(Beginning of RECORDS FOR THE EXERCISE)

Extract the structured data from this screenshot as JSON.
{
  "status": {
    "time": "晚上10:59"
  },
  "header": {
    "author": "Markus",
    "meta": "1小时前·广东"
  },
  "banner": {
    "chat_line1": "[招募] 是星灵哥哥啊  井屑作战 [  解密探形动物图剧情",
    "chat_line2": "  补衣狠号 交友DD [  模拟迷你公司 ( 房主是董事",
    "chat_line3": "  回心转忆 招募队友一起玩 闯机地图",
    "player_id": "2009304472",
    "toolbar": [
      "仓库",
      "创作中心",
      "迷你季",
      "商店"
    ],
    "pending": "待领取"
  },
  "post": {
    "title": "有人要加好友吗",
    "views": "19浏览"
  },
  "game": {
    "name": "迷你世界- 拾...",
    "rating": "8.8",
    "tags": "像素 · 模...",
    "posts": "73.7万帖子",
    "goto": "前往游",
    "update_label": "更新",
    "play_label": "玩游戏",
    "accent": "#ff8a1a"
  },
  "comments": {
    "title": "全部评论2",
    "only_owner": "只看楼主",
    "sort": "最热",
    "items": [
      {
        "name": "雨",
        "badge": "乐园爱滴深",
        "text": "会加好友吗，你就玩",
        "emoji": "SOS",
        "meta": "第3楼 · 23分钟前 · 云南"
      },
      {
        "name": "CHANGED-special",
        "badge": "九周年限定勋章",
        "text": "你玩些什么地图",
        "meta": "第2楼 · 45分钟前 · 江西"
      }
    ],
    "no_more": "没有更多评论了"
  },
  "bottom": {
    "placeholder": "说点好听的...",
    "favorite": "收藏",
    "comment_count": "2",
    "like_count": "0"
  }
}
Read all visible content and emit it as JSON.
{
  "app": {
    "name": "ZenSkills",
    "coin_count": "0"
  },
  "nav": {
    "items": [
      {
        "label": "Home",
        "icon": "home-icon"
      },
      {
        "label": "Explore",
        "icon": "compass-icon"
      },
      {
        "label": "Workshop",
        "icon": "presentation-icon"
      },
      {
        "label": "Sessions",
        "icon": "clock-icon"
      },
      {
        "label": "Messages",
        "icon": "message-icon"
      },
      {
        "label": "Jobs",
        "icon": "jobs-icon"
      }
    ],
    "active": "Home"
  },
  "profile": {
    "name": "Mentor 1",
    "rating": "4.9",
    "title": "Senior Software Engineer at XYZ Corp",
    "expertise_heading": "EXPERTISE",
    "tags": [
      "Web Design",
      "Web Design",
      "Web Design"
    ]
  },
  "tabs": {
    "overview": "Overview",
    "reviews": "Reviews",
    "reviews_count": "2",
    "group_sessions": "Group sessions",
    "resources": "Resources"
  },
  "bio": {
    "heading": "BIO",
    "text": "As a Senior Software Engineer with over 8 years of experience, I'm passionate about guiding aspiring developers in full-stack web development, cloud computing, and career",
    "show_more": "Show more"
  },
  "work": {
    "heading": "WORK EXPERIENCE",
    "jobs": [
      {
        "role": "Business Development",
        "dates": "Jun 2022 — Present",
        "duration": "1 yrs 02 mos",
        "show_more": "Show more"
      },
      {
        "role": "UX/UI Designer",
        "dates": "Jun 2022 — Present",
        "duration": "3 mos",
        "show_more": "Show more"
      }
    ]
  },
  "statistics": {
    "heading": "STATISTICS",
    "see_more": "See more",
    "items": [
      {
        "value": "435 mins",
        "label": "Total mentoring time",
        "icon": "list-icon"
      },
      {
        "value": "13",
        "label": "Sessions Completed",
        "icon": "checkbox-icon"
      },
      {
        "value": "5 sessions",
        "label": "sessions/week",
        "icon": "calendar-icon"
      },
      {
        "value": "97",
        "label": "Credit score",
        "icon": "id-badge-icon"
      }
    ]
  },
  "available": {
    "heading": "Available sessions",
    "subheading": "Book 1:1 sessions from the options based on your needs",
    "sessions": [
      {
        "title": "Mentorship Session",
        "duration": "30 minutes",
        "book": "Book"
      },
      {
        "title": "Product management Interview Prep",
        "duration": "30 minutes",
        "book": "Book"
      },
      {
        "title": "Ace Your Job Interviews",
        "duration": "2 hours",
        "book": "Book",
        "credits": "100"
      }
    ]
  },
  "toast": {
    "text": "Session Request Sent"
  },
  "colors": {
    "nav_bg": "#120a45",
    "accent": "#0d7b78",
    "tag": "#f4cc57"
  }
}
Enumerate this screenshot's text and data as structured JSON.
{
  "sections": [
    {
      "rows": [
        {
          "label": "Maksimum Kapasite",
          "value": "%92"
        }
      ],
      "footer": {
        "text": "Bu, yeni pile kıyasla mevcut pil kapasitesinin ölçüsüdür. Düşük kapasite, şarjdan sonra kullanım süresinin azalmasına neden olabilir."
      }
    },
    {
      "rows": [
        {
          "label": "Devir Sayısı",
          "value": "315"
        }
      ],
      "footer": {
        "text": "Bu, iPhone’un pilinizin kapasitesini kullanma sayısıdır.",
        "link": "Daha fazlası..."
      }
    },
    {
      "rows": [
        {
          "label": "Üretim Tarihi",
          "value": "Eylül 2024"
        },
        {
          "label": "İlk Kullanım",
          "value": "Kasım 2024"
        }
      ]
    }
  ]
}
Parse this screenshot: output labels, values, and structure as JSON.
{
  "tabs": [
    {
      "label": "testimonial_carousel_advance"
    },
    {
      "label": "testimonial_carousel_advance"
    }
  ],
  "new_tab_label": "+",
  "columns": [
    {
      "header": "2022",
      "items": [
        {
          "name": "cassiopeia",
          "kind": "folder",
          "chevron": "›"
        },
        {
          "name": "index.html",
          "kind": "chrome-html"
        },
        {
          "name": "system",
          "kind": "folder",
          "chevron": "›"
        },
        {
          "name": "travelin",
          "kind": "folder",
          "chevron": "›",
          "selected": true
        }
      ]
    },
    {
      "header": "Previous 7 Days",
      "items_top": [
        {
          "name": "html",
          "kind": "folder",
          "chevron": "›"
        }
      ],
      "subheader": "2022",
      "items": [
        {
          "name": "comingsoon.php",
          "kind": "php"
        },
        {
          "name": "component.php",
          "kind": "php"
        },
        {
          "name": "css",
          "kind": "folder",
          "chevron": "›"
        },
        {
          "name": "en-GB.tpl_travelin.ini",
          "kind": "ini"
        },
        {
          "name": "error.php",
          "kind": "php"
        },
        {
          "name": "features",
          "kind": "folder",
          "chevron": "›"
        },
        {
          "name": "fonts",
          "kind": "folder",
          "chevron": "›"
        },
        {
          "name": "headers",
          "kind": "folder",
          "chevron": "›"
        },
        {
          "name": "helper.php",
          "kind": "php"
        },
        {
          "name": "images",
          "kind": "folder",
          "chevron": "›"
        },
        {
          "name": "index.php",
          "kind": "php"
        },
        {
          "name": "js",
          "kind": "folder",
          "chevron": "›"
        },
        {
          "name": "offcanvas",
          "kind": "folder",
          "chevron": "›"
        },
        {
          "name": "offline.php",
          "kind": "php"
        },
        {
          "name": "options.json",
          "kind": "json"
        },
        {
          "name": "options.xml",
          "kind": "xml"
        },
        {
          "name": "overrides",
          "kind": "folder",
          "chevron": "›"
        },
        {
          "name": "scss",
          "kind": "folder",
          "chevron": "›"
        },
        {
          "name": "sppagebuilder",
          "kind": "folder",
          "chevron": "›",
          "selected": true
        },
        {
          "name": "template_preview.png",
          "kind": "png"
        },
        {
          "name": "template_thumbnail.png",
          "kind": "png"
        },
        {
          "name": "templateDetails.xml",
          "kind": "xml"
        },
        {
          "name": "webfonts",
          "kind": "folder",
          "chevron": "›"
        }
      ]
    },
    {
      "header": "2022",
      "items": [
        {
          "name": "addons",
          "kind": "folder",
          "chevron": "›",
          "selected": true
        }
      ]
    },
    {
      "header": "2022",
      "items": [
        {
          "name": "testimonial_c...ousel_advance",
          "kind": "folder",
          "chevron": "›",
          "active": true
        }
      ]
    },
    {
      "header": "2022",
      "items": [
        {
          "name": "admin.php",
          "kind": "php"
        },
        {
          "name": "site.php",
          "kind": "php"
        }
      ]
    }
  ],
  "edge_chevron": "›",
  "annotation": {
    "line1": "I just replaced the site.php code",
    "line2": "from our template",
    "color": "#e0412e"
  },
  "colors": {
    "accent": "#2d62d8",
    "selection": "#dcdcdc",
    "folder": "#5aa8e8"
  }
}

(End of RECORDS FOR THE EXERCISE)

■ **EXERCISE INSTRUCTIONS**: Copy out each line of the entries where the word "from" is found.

■ **TASK SOLUTION**:
Extract the structured data from this screenshot as JSON.
    "subheading": "Book 1:1 sessions from the options based on your needs",
    "line2": "from our template",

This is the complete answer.